Subsidies in Saint Louis: Part 1
What would you think if your city officials had gambled with nearly $1 billion in taxpayer dollars? What would you say if I told you that City of Saint Louis has put that amount of money at risk over the last 15 years?
Tax-increment financing (TIF) and property tax abatement (TA) are incentives used across Missouri to encourage development and economic activity. In short, these tax breaks subsidize private developers with tax revenue. When city leaders hand out these incentives, they’re betting that the resulting development will stimulate the local economy and increase long-term tax revenue. Unfortunately, the gamble rarely pays off.
In 2015, the 504 TIF projects in the state diverted $2.49 billion in tax revenue away from schools, libraries, and other taxing jurisdictions. Instead of funding core government services, these revenues went to private developers. Heavy use of TIF and other incentives in cities like Kansas City and Saint Louis has prompted officials, citizen groups, and researchers to investigate the effectiveness of these development subsidies.
This May, a comprehensive report on incentives in Saint Louis was released by the Saint Louis Development Corporation (SLDC), the agency that administers TIF and TA in Saint Louis. In a series of blogs, op-eds, and other outlets, we will explain and analyze the findings of the report.
Here are a few of the findings we’ll touch on:
- Development incentives have little or no positive economic development benefits.

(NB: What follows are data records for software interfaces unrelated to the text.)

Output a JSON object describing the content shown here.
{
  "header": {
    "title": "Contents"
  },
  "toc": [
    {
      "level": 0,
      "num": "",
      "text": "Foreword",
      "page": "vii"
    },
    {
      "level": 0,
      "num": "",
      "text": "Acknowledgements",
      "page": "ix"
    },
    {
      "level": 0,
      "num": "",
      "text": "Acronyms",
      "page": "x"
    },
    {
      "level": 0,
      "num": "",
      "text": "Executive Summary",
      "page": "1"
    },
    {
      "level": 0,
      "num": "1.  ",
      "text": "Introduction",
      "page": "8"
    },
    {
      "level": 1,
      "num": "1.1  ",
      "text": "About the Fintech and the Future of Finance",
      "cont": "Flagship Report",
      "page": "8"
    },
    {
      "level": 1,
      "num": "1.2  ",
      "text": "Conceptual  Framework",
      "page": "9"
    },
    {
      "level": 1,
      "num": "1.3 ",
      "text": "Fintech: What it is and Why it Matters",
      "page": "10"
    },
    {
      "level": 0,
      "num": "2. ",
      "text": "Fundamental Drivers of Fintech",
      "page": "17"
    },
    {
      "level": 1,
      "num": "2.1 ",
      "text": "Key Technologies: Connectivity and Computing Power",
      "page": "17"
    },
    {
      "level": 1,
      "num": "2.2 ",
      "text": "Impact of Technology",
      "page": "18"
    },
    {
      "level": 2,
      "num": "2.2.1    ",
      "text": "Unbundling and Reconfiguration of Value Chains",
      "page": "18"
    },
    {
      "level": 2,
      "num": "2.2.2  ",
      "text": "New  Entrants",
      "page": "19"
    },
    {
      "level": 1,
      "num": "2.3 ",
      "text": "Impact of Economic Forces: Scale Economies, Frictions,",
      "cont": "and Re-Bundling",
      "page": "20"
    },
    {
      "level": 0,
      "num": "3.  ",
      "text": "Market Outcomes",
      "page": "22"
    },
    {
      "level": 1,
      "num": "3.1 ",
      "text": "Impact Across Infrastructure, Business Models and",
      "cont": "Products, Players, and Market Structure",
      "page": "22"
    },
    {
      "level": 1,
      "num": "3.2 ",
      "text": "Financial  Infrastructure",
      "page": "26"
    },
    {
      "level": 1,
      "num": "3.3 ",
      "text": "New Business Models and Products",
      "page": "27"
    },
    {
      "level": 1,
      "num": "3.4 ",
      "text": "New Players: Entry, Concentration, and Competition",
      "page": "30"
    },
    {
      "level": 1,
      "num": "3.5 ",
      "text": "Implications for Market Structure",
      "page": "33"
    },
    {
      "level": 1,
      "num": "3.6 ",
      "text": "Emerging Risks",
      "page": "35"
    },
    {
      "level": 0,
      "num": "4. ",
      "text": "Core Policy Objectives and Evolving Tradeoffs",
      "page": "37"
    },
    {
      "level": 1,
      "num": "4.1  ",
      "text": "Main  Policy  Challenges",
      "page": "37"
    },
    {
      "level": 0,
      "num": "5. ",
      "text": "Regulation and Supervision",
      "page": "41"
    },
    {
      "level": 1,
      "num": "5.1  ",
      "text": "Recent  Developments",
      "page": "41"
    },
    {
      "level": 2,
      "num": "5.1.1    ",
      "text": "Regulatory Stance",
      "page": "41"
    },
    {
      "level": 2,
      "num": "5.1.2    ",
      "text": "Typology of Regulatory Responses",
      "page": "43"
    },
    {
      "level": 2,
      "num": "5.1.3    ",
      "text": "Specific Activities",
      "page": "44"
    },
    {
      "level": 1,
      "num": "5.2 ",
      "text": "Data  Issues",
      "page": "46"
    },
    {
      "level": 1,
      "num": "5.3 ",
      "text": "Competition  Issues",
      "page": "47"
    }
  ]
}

The $709 million the city has spent on TIF and TA have not created jobs, revitalized neighborhoods, or increased long-term tax revenues.
- Rather than being used in economically depressed areas, TIF and TA are used mostly in neighborhoods with strong housing markets. In fact, nearly two-thirds have been used in just three neighborhoods in the central corridor.
- The level and quality of reporting on incentives is so poor that officials and the public “cannot readily determine what may or may not be deemed a project worthy of consideration for a City tax incentive” (p. 7).
In short, it looks as if the use of incentives in Saint Louis has been a disaster. Look for more commentary on incentives in Saint Louis and across the state in the coming weeks.